The Gran Reserva style reds of Spain's Rioja region are, by local law, aged for at least 2 years in oak casks and another 3 years in the bottle — therefore you will never see a Rioja Gran Reserva on the market that is less than 5 years old. Bokisch's 2014 venture into this age-old tradition entailed 3 years of aging in new American and French oak, and another 20 months aging in the bottle before its initial release. The 2014 Viña Arana consists of 95% Tempranillo and 5% Graciano. Although Bokisch is also known for Graciano, the 2014 Bokisch Gran Reserva is 100% Tempranillo from both their Mokelumne River AVA (defined by deep sandy loam soils) and Jahant AVA (shallow silty clay soils) plantings.
In this side-by-side comparison, most of the sommeliers were able to identify the almost creamy-sweet oak qualities and soft, round, earthy yet richly textured qualities of the Viña Arana as very "Rioja," although they had a harder time conceiving of a Lodi-grown red made in the same fashion. While also long, supple, and richly textured, the Bokisch differed in its more aggressively aromatic oakiness (adding strongly vanillin, and slightly "toasty" highlights to the red berry/cherry-like fruit). The major triumph was how the Bokisch has been able to retain a deep color and firm feel of tannin even after extended aging in barrels — a testament to the depth of varietal character possible under the Lodi sun.
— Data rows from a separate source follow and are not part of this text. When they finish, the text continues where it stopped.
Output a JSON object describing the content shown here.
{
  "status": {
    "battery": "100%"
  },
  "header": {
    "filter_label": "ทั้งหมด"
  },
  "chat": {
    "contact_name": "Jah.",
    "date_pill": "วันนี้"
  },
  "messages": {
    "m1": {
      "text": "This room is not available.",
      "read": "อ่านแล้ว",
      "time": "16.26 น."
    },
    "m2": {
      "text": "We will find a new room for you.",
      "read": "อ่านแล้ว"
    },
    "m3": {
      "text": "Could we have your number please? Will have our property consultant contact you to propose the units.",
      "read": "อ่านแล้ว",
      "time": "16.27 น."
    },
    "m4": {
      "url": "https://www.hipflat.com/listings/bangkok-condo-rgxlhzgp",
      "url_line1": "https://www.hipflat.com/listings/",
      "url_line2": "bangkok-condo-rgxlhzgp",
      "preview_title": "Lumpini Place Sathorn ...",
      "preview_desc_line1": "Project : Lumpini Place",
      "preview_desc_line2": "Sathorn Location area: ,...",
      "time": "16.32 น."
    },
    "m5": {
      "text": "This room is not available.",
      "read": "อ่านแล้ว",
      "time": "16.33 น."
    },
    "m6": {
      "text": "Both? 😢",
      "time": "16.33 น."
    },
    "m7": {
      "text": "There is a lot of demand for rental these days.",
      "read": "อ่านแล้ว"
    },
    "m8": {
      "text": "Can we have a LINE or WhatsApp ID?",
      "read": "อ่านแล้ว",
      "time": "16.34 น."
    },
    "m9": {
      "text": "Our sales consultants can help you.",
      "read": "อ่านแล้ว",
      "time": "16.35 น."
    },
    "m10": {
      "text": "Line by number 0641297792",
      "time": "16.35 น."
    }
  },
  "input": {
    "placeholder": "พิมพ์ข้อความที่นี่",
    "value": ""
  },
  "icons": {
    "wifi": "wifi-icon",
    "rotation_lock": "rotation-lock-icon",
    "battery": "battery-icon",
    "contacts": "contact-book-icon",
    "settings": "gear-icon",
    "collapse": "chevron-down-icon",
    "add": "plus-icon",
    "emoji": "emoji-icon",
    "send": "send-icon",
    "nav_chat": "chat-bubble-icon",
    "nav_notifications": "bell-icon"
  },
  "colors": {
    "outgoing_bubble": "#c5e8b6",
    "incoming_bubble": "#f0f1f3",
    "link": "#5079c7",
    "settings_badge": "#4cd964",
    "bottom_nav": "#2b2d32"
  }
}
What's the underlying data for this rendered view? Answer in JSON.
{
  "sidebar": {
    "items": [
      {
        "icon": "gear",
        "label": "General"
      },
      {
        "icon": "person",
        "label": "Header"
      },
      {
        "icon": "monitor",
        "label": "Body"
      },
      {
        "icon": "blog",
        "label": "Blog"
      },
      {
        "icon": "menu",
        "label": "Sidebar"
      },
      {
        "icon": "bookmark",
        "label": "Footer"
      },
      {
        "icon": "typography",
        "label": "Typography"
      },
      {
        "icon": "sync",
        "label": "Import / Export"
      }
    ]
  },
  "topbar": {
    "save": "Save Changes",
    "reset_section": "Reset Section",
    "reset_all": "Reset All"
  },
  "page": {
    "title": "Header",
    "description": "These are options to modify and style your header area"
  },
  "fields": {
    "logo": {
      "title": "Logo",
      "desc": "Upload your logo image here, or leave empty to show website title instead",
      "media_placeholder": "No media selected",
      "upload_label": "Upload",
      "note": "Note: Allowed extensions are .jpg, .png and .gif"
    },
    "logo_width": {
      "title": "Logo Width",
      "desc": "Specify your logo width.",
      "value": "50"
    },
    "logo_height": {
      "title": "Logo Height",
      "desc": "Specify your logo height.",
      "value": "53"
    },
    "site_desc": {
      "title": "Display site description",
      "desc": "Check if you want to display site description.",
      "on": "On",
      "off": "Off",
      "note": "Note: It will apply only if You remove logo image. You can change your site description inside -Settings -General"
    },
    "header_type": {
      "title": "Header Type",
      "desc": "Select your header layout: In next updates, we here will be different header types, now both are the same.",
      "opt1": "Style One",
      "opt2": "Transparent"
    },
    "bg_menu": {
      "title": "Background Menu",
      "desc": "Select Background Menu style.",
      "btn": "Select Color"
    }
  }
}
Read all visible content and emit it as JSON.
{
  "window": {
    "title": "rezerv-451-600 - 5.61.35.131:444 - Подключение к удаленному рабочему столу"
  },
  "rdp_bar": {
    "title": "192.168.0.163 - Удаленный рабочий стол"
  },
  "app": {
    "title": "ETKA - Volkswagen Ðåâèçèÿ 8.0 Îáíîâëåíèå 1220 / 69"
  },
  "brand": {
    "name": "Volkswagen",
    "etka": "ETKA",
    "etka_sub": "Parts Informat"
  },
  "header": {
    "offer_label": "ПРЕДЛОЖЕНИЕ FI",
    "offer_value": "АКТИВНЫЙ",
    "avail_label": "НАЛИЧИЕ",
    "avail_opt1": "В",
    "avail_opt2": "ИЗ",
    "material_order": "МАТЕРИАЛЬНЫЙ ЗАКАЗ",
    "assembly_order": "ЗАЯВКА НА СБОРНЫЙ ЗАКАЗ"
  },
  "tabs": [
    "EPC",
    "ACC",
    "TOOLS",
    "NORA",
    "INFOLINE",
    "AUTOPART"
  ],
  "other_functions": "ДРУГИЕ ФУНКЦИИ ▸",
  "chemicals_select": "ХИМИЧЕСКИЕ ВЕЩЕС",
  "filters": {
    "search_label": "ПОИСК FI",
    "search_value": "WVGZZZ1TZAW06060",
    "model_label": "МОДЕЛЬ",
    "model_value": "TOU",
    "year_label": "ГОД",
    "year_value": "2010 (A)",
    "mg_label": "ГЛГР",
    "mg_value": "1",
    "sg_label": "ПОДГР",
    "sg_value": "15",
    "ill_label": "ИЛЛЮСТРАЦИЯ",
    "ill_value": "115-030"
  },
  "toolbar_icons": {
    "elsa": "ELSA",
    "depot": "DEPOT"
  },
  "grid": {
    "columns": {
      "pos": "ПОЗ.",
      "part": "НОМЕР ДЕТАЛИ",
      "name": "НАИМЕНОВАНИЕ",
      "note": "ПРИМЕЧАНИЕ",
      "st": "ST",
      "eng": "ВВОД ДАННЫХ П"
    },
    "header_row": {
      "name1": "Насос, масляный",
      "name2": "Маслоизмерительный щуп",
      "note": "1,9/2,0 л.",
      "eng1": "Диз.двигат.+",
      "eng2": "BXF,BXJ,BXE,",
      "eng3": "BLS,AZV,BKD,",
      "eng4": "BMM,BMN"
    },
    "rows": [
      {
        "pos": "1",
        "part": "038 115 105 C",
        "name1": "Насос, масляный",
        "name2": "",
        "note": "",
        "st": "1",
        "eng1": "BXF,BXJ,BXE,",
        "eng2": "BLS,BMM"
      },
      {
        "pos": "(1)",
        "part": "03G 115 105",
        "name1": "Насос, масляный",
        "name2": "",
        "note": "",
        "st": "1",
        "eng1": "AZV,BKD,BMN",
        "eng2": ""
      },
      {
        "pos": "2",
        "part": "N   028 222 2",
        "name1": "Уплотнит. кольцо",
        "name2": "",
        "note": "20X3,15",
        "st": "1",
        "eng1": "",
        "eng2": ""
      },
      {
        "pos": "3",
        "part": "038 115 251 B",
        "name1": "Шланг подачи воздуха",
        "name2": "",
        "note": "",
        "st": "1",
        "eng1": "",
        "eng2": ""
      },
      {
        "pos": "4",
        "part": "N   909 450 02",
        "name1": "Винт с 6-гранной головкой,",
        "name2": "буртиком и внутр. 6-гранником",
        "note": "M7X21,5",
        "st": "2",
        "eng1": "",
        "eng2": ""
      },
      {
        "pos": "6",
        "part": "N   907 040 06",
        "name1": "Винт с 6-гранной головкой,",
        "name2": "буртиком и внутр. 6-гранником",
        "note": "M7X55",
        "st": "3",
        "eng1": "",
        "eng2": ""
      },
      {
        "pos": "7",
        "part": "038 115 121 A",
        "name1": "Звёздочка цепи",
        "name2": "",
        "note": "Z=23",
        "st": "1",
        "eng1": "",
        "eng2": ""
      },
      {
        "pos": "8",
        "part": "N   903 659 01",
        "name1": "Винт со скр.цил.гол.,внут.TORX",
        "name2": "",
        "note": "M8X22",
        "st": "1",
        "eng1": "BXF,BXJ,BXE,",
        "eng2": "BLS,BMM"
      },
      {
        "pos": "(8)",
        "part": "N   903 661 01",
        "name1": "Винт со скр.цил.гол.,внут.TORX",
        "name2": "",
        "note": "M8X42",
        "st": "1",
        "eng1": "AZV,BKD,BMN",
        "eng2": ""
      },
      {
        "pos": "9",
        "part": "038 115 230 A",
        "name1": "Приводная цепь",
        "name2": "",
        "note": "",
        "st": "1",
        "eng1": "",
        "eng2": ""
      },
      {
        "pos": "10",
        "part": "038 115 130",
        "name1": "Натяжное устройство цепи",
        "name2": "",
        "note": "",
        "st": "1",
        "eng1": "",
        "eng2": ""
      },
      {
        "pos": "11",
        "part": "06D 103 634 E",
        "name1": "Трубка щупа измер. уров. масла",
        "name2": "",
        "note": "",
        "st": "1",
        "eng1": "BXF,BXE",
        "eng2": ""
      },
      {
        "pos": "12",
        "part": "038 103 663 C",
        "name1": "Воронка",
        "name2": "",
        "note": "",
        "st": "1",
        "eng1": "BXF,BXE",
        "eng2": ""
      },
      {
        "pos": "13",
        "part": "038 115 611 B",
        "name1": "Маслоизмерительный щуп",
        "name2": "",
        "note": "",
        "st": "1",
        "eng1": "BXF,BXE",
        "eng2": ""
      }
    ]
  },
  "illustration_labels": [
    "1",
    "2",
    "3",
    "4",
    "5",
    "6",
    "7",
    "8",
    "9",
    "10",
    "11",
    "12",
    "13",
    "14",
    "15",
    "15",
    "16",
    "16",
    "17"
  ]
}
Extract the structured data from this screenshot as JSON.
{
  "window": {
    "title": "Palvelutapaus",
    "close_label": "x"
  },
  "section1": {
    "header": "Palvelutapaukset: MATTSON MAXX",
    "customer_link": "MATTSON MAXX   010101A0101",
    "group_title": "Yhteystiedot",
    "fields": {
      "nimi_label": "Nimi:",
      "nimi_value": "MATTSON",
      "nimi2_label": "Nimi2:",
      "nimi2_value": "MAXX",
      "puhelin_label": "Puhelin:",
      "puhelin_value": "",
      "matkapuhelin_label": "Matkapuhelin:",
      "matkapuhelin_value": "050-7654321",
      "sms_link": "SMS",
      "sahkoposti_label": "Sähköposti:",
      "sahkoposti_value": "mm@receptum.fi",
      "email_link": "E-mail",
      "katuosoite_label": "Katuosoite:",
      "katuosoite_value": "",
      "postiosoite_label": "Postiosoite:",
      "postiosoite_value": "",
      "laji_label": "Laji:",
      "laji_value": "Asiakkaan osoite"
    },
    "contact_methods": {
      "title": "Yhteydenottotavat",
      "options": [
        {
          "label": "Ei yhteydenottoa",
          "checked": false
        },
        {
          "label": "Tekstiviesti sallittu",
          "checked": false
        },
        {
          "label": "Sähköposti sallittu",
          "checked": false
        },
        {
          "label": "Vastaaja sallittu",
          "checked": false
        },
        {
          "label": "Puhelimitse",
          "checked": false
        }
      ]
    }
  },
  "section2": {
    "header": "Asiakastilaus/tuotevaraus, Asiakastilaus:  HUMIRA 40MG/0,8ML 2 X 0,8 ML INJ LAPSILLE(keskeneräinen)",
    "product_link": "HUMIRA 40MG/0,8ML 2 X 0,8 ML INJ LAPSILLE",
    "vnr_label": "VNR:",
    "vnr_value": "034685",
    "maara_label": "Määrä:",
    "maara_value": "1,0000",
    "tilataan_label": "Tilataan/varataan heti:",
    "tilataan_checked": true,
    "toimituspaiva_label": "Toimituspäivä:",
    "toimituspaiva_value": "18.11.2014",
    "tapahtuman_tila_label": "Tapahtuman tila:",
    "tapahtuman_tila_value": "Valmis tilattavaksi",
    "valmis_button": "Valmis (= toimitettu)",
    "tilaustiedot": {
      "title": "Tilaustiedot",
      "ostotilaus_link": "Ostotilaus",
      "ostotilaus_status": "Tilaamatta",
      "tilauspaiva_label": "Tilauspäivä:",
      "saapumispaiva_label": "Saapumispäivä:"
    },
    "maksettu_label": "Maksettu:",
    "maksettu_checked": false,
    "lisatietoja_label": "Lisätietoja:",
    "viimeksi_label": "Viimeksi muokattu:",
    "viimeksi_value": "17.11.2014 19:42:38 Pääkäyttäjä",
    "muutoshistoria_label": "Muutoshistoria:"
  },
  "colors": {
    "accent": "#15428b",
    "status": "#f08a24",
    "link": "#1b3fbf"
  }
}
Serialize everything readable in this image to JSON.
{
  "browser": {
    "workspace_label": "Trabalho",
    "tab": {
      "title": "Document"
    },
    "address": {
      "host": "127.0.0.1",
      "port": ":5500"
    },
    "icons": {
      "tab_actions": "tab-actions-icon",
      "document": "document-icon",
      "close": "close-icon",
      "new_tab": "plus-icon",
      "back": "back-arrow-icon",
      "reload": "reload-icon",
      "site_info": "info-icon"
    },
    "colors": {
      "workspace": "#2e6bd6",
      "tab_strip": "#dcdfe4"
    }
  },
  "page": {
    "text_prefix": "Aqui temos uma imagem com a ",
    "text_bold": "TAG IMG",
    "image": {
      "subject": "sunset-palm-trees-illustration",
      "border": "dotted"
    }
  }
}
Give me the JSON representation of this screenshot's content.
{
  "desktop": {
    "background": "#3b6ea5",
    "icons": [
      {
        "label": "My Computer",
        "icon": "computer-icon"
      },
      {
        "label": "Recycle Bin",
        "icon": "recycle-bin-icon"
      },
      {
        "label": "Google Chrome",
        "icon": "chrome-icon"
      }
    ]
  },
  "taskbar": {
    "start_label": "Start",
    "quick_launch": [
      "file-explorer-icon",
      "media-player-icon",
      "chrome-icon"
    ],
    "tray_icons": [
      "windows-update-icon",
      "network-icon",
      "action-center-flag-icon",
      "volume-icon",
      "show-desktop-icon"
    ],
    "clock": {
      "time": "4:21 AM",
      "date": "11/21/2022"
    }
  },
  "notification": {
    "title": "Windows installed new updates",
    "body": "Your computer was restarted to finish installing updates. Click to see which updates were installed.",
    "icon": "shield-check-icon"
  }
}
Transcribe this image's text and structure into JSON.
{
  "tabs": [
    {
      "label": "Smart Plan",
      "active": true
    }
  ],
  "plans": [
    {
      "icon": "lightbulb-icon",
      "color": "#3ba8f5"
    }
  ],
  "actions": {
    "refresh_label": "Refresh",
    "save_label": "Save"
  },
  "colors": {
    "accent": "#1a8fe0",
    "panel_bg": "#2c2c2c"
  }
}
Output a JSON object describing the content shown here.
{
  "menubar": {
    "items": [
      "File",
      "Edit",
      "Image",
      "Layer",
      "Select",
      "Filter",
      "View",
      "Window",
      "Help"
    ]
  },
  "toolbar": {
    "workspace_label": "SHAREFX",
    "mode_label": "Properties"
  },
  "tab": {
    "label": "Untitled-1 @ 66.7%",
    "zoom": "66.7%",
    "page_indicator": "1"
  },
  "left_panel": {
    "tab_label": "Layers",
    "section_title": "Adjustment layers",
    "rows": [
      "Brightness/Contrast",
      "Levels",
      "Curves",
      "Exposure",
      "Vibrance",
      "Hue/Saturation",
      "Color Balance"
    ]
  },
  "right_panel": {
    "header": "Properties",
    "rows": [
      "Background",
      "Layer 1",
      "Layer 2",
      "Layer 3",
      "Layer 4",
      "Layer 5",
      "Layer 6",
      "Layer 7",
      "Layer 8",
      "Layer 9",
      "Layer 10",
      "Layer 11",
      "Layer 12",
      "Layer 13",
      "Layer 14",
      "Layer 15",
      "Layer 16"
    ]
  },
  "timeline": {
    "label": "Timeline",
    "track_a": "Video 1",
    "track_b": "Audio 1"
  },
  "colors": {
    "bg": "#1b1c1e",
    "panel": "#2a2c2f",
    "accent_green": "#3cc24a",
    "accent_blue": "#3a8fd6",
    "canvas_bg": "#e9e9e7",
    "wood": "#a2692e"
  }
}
Conclusion: While it is possible to fashion "Gran Reserva" inspired Tempranillo in Lodi, the result is not quite the same: veering from the long, lanky, soft leather glove-like textures that make Rioja so unique; yet nonetheless, retaining a brighter red berryish fruit profile.
Our 10 visiting sommeliers:
Nanette Rapuzzi — Ritz Carlton Bacara
Nicole Alonso — Waldorf Astoria Chicago
Diego Rech — Steakhouse 316, Aspen
Andrew Roy — Mahogany Prime Steakhouse, Tulsa
Alex Silverman — Cyrus Restaurant, Geyserville
Brian Browning — Spiegelworld-Superfrico, Las Vegas
Ian Bennett — The Study, Oklahoma City
Bree Serpenti — Upland NYC
Emmeline Zhao — Silver Apricot, NYC
Jacqueline Bolton — Paseo Grill, Oklahoma City